The Masters of War: According to a front-page article in Sunday's (Sept 14) New York Times, U.S. arms sales are up, way up--"the Department of Defense has agreed so far this fiscal year to sell or transfer more than $32 billion in weapons and other military equipment to foreign governments, compared with $12 billion in 2005." Read the article to get the list of buyers, including a number of new clients such as Argentina, Azerbaijan, Brazil, Georgia, India, Iraq, Morocco and Pakistan--places to watch for the world's future wars. And then listen to the Bob Dylan song again.

More lies: CNN reports today (Sept 14) that the McCain campaign is planning to run another dishonest ad, this time about Obama's record on immigration reform. As the CNN story points out, the voting record of both candidates on the most recent immigration reform legislation is identical.
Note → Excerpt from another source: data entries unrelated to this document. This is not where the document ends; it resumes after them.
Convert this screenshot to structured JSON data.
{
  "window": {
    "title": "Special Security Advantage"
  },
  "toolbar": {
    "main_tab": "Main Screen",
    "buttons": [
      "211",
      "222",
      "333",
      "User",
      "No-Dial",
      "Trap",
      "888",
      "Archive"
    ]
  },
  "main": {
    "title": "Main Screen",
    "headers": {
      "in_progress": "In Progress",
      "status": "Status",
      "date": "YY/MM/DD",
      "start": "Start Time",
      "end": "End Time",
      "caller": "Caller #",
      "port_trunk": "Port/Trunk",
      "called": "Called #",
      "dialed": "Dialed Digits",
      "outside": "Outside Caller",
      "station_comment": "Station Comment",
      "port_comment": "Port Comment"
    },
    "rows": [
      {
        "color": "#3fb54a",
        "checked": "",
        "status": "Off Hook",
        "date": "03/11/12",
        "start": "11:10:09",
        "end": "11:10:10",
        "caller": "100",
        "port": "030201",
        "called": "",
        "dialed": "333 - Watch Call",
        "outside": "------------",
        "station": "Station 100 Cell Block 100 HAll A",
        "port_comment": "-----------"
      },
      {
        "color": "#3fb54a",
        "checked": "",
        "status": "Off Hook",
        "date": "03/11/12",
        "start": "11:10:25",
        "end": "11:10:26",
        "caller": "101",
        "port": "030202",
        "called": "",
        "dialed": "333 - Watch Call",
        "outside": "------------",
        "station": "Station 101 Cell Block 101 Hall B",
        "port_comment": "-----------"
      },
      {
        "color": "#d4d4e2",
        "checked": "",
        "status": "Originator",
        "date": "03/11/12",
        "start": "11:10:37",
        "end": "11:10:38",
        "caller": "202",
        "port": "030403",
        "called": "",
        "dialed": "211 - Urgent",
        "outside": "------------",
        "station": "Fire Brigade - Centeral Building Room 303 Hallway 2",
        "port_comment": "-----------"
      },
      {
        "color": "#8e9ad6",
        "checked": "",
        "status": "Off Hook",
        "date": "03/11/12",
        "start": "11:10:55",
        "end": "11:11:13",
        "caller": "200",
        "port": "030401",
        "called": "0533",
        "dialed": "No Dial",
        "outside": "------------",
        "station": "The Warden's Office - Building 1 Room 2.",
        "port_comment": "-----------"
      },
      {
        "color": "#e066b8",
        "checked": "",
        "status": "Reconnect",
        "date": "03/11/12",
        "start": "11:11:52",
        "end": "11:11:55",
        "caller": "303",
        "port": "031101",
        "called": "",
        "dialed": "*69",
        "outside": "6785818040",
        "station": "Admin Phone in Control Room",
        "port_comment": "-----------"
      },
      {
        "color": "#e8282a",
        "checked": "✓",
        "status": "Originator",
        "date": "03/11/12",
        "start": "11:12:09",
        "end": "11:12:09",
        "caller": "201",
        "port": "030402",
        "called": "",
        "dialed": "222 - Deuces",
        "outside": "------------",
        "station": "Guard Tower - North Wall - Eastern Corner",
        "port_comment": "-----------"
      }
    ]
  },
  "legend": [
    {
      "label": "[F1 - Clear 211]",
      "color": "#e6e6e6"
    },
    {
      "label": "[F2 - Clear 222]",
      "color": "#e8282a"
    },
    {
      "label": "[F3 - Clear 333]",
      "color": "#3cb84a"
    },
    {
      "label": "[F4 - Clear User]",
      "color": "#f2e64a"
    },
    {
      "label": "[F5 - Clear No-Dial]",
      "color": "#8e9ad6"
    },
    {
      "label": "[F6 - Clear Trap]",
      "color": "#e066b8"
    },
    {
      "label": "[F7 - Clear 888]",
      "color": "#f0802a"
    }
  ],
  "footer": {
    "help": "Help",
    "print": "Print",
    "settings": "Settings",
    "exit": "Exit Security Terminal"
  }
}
Jeff Meredith said...

The Bush doctrine gaff wasn't even her biggest:
Speaking before voters in Colorado Springs, the Republican vice presidential nominee claimed that lending giants Fannie Mae and Freddie Mac had "gotten too big and too expensive to the taxpayers." The companies, as McClatchy reported, "aren't taxpayer funded but operate as private companies. The takeover may result in a taxpayer bailout during reorganization."

Economists and analysts pounced on the misstatement, which came before the government had spent funds bailing the two entities out, saying it demonstrated a lack of understanding about one of the key economic issues likely to face the next administration.

This is like shooting fish in a barrel if you're an interviewer.

I'd start with the basics. F.e., how many states are there? How many Senators are there from each state? How many House Reps from each state (Ha ha, trick question that will nail her! She'll give you some set figure and not realize it's based on population)? Who was the President before Bill Clinton (10 bucks that she'll say Reagan)?

And of course, Republicans will defend her no matter what, saying that she speaks from "the gut" and that such details -- like the names of world leaders -- are inconsequential. Such things are only known by effete, liberal snobs. So McCain and Palin will be elected, because there's nothing worse than being ruled by people who know things and read books and study issues of great importance. We need people who are very average in every way (code for stupid) and able to relate to the average American. Look, she may not know much about Fannie Mac, Freddie Mac, or preemptive warfare, but she does know a thing or two about aerial wolf hunting. I can't think of a more qualified person for the highest office in the land.

Jeff Meredith said...

Oops, I meant "Fannie Mae" in my last post -- typo. I was just channeling my inner Republican (he makes a lot of mistakes). Pretty soon I'll be talking about the need to secure the Iraq-Pakistan border.

Michael Balter said...

Thanks, Jeff, let's just hope that Palin gets plenty of chances to make all the gaffes you mention! As I argued in an earlier blog post ("It's the stupidity, stupid"), stupidity is a choice not a function of one's basic potential, and there are signs that at least some people have woken up. But I must admit they fall asleep again all too easily. (sorry for the mixed metaphors)

terryt said...

"U.S. arms sales are up, way up". Wasn't that the main objective? Oh, and to collar the oil market.